_Description of the task_
Go through the data and retrieve each line that includes the string "this".

Record excerpts START

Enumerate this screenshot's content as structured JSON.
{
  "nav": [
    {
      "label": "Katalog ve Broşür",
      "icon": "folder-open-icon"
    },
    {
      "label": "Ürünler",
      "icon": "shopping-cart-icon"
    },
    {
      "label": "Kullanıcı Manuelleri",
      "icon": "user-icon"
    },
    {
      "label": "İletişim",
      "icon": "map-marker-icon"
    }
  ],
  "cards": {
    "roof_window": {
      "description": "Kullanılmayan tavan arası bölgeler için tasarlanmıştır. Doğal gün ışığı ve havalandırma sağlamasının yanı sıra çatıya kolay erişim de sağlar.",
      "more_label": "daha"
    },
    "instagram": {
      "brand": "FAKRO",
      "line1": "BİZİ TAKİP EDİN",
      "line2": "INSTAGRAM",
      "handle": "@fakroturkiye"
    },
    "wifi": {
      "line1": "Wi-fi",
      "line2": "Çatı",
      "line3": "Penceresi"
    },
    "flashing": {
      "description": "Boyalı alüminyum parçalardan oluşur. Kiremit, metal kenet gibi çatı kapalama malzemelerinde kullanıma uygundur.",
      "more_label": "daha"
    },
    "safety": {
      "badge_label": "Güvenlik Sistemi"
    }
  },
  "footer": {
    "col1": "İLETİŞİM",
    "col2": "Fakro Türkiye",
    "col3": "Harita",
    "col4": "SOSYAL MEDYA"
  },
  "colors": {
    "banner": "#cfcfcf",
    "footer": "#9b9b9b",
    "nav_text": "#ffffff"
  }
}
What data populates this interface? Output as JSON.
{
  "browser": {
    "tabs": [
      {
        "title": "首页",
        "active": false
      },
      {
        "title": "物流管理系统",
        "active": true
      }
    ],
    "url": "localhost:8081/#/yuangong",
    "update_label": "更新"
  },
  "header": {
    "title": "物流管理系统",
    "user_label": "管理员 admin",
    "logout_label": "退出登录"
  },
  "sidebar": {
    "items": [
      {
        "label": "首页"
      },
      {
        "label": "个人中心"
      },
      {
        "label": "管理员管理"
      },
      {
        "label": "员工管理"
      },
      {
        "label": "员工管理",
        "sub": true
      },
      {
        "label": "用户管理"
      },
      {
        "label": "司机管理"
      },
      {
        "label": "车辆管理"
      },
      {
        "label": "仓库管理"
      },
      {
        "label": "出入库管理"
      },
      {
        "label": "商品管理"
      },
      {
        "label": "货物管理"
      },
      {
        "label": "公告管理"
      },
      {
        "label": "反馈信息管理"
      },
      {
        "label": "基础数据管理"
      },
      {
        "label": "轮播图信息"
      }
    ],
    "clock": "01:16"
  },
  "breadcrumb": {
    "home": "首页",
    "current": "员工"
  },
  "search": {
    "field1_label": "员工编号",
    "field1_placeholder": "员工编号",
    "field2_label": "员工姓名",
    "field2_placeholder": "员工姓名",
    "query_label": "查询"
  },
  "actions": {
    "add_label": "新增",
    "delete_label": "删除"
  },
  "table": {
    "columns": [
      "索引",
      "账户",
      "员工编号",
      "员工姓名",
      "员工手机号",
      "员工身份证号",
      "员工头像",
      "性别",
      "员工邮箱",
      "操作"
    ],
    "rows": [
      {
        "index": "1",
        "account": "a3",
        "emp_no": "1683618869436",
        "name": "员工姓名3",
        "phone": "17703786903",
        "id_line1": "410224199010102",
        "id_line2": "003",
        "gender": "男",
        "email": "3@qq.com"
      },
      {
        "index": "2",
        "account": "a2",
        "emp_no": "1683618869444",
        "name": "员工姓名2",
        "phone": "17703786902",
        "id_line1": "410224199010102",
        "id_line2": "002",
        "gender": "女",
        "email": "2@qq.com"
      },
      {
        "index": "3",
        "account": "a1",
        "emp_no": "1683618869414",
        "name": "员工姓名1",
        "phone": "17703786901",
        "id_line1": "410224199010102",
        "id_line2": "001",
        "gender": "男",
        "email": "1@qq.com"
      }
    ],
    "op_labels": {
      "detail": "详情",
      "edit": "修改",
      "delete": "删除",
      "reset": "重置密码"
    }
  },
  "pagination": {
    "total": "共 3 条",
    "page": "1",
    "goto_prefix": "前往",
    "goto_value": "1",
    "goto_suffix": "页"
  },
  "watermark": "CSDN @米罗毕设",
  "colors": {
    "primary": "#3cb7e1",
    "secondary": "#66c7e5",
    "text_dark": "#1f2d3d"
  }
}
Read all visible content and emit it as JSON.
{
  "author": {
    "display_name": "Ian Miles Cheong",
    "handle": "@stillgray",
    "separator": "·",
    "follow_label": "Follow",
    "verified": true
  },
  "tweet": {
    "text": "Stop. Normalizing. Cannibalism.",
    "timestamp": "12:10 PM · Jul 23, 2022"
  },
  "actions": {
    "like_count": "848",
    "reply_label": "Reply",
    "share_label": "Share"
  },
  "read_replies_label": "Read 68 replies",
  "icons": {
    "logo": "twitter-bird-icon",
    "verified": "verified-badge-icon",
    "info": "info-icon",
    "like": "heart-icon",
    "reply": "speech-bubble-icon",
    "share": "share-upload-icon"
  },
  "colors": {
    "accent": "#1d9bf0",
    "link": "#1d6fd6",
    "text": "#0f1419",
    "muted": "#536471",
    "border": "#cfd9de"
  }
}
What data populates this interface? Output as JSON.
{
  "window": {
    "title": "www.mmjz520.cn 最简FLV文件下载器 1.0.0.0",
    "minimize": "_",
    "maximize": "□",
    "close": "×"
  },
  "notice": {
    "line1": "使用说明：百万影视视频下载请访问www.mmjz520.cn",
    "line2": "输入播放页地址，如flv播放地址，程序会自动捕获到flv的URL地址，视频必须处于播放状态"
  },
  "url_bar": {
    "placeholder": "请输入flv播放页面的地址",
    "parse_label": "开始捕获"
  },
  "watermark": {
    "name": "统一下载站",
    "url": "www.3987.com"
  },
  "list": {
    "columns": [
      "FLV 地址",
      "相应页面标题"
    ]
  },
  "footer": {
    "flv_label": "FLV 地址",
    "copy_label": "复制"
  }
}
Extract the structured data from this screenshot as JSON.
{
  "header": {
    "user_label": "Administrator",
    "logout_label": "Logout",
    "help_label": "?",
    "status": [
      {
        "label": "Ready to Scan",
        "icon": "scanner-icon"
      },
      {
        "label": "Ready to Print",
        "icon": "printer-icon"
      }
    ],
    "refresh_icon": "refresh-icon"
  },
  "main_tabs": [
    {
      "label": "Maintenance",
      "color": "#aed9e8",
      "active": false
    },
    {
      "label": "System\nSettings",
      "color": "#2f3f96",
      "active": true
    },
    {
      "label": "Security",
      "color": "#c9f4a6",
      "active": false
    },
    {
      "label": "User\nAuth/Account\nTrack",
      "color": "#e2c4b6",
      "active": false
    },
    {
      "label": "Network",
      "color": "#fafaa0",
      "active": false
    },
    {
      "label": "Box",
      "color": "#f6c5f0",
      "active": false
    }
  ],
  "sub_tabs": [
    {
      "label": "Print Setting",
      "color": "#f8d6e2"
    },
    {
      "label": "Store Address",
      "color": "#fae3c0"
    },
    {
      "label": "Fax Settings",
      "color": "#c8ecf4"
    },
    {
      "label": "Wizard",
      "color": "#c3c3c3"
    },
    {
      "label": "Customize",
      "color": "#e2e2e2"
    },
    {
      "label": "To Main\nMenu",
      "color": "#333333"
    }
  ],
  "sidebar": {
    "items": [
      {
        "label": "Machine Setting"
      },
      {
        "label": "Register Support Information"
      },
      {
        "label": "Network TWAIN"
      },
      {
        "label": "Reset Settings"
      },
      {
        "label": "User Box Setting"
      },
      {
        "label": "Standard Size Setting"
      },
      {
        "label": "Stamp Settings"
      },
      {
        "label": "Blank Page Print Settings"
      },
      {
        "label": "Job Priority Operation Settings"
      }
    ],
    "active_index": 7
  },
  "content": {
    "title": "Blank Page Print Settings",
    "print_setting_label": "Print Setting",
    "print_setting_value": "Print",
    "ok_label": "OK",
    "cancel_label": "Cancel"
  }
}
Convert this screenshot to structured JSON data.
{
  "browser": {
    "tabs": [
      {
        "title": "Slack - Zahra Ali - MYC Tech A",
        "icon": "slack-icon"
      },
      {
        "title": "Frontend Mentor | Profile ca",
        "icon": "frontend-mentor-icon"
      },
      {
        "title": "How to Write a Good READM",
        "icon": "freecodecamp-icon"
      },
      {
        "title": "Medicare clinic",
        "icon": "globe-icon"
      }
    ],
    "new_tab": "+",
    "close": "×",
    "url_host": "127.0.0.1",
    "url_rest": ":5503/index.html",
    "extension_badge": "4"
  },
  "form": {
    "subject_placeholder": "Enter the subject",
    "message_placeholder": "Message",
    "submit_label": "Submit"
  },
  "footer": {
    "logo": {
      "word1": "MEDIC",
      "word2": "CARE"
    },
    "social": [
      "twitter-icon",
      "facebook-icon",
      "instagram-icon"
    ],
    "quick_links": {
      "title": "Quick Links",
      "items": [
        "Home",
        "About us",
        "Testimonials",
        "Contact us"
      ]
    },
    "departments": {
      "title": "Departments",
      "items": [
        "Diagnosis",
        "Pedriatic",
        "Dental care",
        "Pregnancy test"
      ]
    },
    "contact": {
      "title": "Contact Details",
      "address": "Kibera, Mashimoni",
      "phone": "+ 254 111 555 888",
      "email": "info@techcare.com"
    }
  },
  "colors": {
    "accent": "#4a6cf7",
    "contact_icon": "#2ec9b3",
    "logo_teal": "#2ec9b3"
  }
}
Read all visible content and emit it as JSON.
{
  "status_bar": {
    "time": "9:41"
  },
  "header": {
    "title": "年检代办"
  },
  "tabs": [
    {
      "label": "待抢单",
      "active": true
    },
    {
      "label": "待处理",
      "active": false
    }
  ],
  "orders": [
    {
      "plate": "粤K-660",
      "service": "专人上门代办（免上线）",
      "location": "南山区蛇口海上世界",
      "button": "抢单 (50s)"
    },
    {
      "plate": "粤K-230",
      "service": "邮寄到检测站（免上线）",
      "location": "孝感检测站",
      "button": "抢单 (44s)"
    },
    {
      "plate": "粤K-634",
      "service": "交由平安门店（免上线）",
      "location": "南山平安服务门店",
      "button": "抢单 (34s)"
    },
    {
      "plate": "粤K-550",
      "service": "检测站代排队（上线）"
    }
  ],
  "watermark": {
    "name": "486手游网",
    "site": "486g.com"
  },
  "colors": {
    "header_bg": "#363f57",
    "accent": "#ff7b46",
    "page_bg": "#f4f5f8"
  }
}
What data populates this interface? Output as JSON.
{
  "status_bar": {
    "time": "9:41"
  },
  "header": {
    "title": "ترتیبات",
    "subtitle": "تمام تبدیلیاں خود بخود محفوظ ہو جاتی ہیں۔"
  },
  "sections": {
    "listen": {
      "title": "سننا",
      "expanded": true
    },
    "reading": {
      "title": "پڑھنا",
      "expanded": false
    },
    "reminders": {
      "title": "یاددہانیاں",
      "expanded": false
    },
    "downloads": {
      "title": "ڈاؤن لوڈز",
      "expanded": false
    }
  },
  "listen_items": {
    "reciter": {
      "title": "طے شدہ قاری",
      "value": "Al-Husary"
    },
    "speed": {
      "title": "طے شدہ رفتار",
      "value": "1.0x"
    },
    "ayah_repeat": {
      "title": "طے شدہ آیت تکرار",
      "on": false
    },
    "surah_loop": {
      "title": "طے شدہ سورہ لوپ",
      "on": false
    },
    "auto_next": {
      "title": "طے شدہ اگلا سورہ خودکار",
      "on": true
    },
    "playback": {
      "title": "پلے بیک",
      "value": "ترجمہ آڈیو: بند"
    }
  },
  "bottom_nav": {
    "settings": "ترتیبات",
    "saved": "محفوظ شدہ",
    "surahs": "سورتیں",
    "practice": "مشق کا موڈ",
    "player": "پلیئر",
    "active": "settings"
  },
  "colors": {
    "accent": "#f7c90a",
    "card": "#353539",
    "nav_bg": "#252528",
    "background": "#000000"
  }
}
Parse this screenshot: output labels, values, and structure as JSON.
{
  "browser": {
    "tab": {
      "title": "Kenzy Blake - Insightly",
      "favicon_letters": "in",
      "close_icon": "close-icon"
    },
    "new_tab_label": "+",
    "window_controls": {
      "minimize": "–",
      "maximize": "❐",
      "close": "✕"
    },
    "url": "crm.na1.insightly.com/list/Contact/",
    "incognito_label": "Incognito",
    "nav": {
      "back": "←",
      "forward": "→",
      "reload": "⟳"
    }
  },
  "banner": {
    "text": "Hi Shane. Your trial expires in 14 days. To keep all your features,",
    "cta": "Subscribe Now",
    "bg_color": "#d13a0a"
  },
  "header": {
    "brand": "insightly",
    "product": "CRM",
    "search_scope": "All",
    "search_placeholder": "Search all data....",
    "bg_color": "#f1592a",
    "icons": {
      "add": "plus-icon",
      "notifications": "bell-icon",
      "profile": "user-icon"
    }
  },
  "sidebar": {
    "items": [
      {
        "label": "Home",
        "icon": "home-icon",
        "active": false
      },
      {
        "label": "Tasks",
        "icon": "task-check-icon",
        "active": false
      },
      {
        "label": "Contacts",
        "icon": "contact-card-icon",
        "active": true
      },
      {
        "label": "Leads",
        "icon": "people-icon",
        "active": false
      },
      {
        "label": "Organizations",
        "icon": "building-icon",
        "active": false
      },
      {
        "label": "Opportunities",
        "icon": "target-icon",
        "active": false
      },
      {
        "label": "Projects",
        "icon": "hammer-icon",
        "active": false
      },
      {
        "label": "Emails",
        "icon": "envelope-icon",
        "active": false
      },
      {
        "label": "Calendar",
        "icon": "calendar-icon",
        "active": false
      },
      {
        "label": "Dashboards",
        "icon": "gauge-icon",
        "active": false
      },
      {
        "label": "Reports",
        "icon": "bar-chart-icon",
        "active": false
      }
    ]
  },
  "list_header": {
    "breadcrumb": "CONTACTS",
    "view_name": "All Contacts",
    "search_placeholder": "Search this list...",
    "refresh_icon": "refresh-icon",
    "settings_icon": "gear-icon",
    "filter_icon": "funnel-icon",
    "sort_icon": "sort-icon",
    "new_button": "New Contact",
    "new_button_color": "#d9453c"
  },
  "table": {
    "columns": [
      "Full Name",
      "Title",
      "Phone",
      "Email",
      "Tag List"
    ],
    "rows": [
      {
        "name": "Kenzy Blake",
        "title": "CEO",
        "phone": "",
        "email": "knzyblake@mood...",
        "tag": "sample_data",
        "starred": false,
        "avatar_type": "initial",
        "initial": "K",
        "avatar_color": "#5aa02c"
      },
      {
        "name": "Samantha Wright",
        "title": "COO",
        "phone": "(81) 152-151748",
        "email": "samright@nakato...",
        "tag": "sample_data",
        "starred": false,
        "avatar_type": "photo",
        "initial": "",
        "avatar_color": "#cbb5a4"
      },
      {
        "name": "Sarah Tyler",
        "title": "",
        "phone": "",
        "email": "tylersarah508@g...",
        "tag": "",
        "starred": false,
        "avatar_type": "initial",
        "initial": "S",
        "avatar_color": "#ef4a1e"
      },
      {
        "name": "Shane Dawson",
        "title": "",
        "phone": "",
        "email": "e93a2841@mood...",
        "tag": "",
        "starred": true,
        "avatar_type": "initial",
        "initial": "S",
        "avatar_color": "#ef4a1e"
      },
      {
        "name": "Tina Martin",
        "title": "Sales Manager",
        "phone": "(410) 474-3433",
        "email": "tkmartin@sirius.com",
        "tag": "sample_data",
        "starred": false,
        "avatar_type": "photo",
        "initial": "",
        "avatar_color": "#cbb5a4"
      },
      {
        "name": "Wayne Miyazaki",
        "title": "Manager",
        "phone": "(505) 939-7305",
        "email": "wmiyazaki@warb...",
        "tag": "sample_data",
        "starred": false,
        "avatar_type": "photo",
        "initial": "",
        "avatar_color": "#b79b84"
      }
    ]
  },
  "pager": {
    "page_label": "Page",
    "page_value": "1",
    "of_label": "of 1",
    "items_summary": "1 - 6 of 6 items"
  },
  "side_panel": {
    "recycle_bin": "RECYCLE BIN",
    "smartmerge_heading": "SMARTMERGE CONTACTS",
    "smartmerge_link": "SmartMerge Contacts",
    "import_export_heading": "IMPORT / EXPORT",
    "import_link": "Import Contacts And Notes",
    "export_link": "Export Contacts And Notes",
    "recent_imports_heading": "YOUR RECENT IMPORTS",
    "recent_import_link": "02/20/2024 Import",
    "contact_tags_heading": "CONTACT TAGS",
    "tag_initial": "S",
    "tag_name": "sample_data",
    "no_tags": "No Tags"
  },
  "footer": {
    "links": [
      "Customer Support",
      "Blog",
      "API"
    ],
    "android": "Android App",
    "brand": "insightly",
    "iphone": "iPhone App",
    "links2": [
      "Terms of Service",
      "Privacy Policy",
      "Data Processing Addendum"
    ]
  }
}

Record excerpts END

_Reply_
Enumerate this screenshot's content as structured JSON.
What data populates this interface? Output as JSON.
What data populates this interface? Output as JSON.
Extract the structured data from this screenshot as JSON.
Convert this screenshot to structured JSON data.
What data populates this interface? Output as JSON.
Parse this screenshot: output labels, values, and structure as JSON.
    "search_placeholder": "Search this list...",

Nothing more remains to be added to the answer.